:: Information provided

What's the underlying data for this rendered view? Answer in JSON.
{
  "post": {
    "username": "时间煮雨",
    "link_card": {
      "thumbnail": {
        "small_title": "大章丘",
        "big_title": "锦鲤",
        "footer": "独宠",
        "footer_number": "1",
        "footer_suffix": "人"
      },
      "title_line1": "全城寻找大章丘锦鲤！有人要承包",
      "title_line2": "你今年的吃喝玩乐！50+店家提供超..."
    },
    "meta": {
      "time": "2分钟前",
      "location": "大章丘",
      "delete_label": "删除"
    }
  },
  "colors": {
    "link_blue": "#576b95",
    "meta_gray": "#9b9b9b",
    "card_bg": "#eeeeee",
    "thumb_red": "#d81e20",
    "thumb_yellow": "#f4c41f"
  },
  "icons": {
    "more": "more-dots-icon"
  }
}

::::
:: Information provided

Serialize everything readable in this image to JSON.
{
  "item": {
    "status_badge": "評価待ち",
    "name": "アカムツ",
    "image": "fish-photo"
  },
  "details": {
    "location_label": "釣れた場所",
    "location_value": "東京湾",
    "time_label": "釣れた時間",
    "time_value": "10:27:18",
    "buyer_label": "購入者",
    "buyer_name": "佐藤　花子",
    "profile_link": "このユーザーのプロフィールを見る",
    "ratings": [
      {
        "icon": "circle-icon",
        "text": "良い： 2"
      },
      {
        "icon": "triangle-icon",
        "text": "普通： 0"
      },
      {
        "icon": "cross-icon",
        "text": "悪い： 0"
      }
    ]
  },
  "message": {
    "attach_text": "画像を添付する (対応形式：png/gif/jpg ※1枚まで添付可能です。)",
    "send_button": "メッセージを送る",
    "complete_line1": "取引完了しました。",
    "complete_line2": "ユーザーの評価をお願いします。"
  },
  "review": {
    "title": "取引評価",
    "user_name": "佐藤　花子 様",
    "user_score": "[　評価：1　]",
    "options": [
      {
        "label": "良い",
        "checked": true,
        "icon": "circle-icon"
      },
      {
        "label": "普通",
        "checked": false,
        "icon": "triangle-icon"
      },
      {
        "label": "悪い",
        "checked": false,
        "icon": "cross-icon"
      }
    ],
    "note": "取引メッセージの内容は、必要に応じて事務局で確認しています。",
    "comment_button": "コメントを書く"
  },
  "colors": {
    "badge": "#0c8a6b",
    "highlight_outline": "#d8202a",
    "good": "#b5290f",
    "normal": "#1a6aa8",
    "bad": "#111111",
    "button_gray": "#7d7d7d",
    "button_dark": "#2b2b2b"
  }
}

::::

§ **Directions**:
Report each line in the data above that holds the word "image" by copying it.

§ **Response to the task**:
Serialize everything readable in this image to JSON.
    "image": "fish-photo"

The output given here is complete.